Returning to our Price/Book example, this is where that strategy can really be called into question. We live in a world where intangible assets have become a much bigger part of the total value of companies than they once were. Things like technology and patents and intellectual property are a huge part of our economy today. But for the most part they don’t show up in book value. Evaluating a company like Google or Facebook using the Price/Book is largely a useless exercise.
So despite the long-term data supporting the Price/Book, I could reasonably conclude that it might not make sense in today’s world and I might not be able to rely on the long-term data supporting it if much of that data comes from a period that was different.
As a quant I hate this because I want to have a purely systematic process. But there is no getting around the fact that there is no such thing as a purely systematic process. Human judgement has to come into the process at some point.
3. Is There a Win-Win?
When thinking about changing an investment process, my first step is always to look for a win-win. Returning to the Price/Book example, we have looked at why using data to determine whether it still works is very difficult. We have also talked about bringing human judgement into the process and trying to look at the arguments against it. But sometimes there are ways to avoid having to draw binary conclusions or having to make major changes to an investment process.
Doing this involves taking a step back and looking at the core of what you are trying to accomplish. Investors who invest using the Price/Book are looking to take advantage of the value premium. But there are many other ways to measure value that don’t use the Price/Book. The Price/Cash Flow has long-term historical evidence to support it. So does EV/EBITDA. And those measures don’t have the same issues as the Price/Book.
So for investors who use the Price/Book as part of a value composite, eliminating it and just using all the other metrics is a viable solution because it maintains the core idea of the investment process, but eliminates the issues surrounding the Price/Book. Or even if you don’t use a value composite, the Price/Book can be replaced with other metrics to accomplish the same goal. I have found that this if often true with other investment process changes as well. Much of the time there is a way to adjust a process to get around potential issues without changing its core ideas.
The Process of Constant Evolution
In the end, there is no magic bullet to help decide when to change an investment process. As a quant I wish the decision could be made using a purely systematic process, but there is no way of getting around the fact that human judgement has to play a role. For any process that has worked over time, the bar for changing it should be high in my opinion.
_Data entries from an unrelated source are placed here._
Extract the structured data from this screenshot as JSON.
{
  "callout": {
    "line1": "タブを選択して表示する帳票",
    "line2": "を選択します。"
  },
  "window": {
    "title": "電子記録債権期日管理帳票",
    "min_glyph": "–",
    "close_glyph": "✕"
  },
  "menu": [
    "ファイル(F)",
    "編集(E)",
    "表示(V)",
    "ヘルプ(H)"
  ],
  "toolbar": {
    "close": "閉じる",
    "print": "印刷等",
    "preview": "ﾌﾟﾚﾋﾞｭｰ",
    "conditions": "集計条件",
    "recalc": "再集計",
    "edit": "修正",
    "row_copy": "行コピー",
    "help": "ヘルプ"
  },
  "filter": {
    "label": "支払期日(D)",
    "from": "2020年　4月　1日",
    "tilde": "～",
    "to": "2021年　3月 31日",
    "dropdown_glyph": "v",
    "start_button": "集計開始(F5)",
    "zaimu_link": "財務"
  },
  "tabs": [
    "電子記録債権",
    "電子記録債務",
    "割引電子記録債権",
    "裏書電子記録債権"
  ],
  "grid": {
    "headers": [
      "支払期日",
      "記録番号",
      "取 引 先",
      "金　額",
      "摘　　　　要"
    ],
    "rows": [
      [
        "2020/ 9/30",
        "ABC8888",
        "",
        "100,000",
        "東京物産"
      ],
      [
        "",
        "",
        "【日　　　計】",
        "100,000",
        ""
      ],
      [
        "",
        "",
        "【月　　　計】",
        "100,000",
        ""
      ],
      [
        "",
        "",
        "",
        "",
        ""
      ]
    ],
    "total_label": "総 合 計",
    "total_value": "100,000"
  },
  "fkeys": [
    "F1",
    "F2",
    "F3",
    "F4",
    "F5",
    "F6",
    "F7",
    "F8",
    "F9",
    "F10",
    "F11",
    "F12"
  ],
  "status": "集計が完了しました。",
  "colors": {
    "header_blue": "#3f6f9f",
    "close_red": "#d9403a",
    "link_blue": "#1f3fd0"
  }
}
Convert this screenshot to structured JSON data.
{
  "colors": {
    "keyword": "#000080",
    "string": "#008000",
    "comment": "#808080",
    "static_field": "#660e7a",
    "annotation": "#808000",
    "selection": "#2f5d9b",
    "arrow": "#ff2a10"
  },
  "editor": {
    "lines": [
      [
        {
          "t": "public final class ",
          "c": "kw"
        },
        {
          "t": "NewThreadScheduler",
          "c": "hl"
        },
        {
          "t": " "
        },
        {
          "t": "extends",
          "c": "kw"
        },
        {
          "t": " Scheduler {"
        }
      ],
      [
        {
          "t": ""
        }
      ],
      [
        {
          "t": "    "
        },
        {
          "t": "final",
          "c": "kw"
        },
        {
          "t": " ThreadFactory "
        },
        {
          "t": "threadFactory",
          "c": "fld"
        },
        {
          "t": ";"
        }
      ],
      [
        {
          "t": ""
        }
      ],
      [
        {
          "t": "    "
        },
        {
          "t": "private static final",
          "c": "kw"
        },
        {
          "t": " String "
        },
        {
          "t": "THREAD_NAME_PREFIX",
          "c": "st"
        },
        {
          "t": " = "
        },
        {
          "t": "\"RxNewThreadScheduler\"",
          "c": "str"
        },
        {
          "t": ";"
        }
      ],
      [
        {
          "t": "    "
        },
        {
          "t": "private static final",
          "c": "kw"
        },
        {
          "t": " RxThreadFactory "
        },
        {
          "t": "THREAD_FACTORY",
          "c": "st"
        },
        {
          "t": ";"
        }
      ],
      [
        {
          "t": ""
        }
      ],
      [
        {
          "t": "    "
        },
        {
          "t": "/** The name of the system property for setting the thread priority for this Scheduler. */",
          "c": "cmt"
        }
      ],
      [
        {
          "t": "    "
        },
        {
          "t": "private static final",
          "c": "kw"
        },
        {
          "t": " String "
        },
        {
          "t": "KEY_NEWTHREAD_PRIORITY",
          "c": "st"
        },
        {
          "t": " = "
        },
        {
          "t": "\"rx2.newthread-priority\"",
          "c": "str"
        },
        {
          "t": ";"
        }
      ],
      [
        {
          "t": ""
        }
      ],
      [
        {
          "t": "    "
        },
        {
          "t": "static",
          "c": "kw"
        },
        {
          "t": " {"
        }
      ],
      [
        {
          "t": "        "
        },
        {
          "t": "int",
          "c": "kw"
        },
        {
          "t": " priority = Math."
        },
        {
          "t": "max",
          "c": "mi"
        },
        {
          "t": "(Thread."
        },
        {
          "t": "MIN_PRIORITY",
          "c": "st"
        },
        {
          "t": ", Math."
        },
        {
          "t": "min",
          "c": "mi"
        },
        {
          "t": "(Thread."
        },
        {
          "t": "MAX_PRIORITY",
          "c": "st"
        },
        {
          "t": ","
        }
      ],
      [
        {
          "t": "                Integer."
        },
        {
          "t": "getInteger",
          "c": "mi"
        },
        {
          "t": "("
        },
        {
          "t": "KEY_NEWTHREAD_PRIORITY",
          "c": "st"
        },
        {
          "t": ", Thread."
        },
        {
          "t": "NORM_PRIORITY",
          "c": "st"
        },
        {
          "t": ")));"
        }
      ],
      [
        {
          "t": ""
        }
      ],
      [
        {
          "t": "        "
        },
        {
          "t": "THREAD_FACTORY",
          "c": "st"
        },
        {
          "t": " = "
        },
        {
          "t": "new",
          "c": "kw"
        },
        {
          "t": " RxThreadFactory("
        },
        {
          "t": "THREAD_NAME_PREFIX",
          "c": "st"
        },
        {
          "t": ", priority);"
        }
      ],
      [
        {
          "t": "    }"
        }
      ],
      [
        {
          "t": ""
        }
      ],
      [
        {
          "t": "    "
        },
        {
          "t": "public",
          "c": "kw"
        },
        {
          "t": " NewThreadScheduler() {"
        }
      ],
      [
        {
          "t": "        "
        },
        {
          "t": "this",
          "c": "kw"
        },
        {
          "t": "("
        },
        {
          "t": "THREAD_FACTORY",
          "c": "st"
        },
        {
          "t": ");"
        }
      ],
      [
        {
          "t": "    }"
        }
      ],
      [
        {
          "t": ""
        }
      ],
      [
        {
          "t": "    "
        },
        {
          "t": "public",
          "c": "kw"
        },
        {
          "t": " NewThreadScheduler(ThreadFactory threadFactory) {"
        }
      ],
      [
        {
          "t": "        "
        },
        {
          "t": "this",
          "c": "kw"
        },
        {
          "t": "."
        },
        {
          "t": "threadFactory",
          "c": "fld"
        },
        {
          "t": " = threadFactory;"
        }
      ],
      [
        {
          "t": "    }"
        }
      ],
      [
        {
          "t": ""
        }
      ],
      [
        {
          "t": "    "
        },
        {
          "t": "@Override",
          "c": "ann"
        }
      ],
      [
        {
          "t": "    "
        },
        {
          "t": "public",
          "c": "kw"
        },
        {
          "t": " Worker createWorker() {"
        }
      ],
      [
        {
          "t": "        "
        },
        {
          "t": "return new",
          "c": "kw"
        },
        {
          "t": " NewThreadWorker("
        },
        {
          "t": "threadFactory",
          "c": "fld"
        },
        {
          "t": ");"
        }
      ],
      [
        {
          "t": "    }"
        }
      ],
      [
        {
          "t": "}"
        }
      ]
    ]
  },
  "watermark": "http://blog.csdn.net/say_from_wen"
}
But that doesn’t mean that bar should never be crossed. I have found that using the rules above is helpful in that regard.
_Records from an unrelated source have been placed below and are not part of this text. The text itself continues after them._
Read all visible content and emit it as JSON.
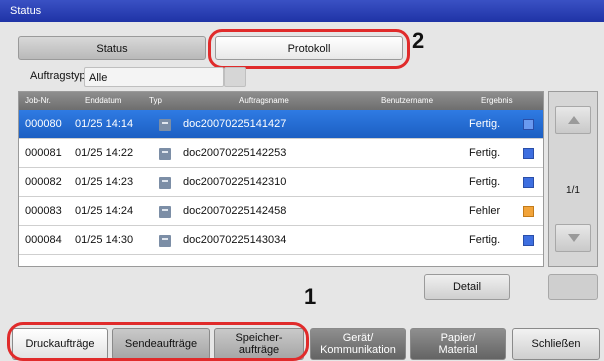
{
  "window": {
    "title": "Status"
  },
  "top_tabs": [
    {
      "label": "Status"
    },
    {
      "label": "Protokoll"
    }
  ],
  "markers": {
    "one": "1",
    "two": "2"
  },
  "filter": {
    "label": "Auftragstyp",
    "value": "Alle"
  },
  "table": {
    "headers": [
      "Job-Nr.",
      "Enddatum",
      "Typ",
      "Auftragsname",
      "Benutzername",
      "Ergebnis"
    ],
    "rows": [
      {
        "job": "000080",
        "date": "01/25 14:14",
        "name": "doc20070225141427",
        "result": "Fertig.",
        "status": "ok",
        "selected": true
      },
      {
        "job": "000081",
        "date": "01/25 14:22",
        "name": "doc20070225142253",
        "result": "Fertig.",
        "status": "ok",
        "selected": false
      },
      {
        "job": "000082",
        "date": "01/25 14:23",
        "name": "doc20070225142310",
        "result": "Fertig.",
        "status": "ok",
        "selected": false
      },
      {
        "job": "000083",
        "date": "01/25 14:24",
        "name": "doc20070225142458",
        "result": "Fehler",
        "status": "error",
        "selected": false
      },
      {
        "job": "000084",
        "date": "01/25 14:30",
        "name": "doc20070225143034",
        "result": "Fertig.",
        "status": "ok",
        "selected": false
      }
    ]
  },
  "pagination": {
    "indicator": "1/1"
  },
  "detail_label": "Detail",
  "bottom_tabs": [
    {
      "line1": "Druckaufträge",
      "line2": ""
    },
    {
      "line1": "Sendeaufträge",
      "line2": ""
    },
    {
      "line1": "Speicher-",
      "line2": "aufträge"
    },
    {
      "line1": "Gerät/",
      "line2": "Kommunikation"
    },
    {
      "line1": "Papier/",
      "line2": "Material"
    },
    {
      "line1": "Schließen",
      "line2": ""
    }
  ],
  "colors": {
    "accent": "#1c5fc2",
    "highlight": "#e02b2b",
    "title_bar": "#2a3fb8"
  }
}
Jack Forehand is Co-Founder and President at Validea Capital. He is also a partner at Validea.com and co-authored “The Guru Investor: How to Beat the Market Using History’s Best Investment Strategies”. Jack holds the Chartered Financial Analyst designation from the CFA Institute. Follow him on Twitter at @practicalquant.